“Pre-tax operating income in our Senior Segment increased 34 percent for the year, and we are optimistic about the growth potential for this historically predictable and profitable segment,” continued Kilian. “Our strategy is to expand this segment by emphasizing competitive markets, working with select distributors, exploring new marketing relationships and increasing our agent base. We will continue to concentrate on our primary product Medicare supplement, and increase our market reach through new plan offerings and portfolio refinements.
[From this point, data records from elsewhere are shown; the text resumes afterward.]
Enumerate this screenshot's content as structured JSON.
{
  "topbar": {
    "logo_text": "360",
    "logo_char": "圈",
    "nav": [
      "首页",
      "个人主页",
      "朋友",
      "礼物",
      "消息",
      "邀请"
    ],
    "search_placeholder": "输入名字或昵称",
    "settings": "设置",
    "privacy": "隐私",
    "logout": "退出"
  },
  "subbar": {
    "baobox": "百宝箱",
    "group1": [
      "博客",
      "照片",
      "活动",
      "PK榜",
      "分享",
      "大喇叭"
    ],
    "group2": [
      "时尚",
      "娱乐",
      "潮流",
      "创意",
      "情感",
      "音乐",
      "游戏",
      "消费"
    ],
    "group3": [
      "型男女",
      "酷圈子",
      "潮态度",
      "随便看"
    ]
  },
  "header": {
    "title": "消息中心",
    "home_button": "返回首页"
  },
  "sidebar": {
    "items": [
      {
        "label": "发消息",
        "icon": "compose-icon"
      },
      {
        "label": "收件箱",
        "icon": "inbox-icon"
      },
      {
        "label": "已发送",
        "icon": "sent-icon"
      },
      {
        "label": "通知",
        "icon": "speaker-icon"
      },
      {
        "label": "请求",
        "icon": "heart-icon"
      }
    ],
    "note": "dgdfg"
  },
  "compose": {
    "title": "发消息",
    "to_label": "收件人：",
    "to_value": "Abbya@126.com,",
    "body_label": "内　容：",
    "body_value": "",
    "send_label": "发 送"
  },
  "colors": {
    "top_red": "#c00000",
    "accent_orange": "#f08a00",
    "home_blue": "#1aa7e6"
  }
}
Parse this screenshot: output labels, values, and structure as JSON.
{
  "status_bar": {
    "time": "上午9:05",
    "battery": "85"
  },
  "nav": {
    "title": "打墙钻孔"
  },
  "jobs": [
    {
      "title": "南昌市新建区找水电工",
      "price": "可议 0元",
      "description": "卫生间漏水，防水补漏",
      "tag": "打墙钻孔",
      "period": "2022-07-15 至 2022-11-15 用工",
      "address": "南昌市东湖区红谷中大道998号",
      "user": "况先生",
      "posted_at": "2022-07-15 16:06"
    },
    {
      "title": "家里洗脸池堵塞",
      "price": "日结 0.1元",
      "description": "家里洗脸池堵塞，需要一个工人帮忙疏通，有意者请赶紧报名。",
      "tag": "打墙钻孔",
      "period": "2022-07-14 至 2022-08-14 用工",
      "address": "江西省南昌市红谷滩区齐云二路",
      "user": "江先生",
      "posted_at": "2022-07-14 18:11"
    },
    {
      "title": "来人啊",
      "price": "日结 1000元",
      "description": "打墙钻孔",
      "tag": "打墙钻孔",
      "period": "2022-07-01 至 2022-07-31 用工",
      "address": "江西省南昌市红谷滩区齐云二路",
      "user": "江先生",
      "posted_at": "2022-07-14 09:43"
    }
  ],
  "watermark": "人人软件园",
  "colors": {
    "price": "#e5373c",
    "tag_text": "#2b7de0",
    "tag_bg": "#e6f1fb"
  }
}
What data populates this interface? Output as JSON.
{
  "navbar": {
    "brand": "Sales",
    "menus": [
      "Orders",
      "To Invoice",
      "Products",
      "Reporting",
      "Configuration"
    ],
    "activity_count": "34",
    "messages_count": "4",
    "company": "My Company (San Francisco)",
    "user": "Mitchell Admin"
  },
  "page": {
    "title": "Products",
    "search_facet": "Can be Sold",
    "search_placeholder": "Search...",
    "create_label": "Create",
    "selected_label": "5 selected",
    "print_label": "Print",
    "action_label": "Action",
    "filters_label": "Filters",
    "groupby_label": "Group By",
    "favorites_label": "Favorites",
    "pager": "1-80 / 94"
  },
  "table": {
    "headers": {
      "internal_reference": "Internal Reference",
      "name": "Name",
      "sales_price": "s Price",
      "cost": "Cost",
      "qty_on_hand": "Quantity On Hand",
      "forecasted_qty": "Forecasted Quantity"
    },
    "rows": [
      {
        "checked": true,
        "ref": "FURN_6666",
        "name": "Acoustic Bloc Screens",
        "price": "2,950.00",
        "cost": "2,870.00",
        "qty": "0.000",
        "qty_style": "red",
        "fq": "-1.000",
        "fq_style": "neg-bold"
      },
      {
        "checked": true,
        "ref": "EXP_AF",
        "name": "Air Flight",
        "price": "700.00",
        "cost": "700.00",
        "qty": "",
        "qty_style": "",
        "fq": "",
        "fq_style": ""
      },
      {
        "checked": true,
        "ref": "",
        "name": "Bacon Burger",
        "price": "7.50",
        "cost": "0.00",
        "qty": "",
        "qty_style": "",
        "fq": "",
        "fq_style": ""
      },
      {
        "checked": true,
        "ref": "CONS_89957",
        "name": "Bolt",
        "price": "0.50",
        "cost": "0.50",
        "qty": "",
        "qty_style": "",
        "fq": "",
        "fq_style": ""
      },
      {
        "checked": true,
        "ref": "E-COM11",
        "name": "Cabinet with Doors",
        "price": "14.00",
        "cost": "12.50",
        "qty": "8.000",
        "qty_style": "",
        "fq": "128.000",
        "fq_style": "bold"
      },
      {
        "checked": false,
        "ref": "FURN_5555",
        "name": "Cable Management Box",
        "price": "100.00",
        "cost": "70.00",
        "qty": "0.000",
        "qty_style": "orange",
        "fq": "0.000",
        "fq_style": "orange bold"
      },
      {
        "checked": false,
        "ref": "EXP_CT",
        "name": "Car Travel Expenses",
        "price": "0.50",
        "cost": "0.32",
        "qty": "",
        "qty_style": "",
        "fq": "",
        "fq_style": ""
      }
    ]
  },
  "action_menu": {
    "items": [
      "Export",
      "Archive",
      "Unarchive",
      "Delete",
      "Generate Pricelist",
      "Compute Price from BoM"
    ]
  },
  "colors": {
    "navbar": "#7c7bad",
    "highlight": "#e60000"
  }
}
I believe that we have the financial strength, technology and superior administrative platform to support this expansion.”
Medical segment (catastrophic and comprehensive medical plans)
Pre-tax operating income for the quarter was $0.9 million, compared to pre-tax operating income of $1.8 million in the fourth quarter of 2002. For the full year, Medical Segment pre-tax operating income totaled $8.3 million, compared to a pre-tax operating loss of $7.1 million for 2002.
Benefits, claims, losses and settlement expenses in the Medical Segment were $51.6 million, compared to $68.9 million in the fourth quarter of 2002. The Medical Segment benefit and claims loss ratio was 75.1 percent, compared to 74.7 percent in the fourth quarter of 2002. The fourth quarter loss ratio reflects the seasonal nature of claim payment patterns for this product line and is consistent with management’s forecasted levels.
For the year, the Medical Segment benefits, claims, losses and settlement expenses were $226.2 million, compared to $291.8 million in 2002, with the benefit claims loss ratio at 74.1 percent and 78.9 percent, respectively.
“We made substantial progress in turning around our Medical Segment results,” said Kilian. “The key to this improvement is our selective approach, or niche marketing, which focuses on states, producers and products with the greatest profit potential. Overall new sales in the fourth quarter improved over the same quarter a year ago, and sales of our group medical products increased for both the quarter and the year. We continue to expand on marketing relationships with experienced producers, as well as product and pricing refinements to remain competitive in this challenging market.”
“In 2004, we will continue to expand our Senior Segment and focus on target market opportunities in our Medical Segment,” noted Kilian. “The Senior Segment is positioned financially for growth, and we are now actively marketing senior products in both of our major subsidiaries. In addition, the Medical Segment loss ratios improved, and our claim inventory levels remain at historic lows. Over the next two years, one of our strategic objectives is to balance revenues equally between these two business units. This will offset the unpredictability inherent in major medical with the more stable earnings and higher returns on invested capital available on the senior side.”
As previously stated, the company expects to achieve net operating income per diluted share of $0.53 for 2004, an increase of approximately 18 percent over 2003. This is based on the company’s prospects for growth in the Senior Segment and continued profitability in its Medical Segment. Net operating income excludes certain items that, in the opinion of management, are not indicative of overall operating trends. In the company’s results for 2003 and its outlook for 2004, net operating income excludes the impact of net realized investment gains, the reduction in the deferred tax valuation allowance, and the results of discontinued operations.
Was this article valuable?
Here are more articles you may enjoy.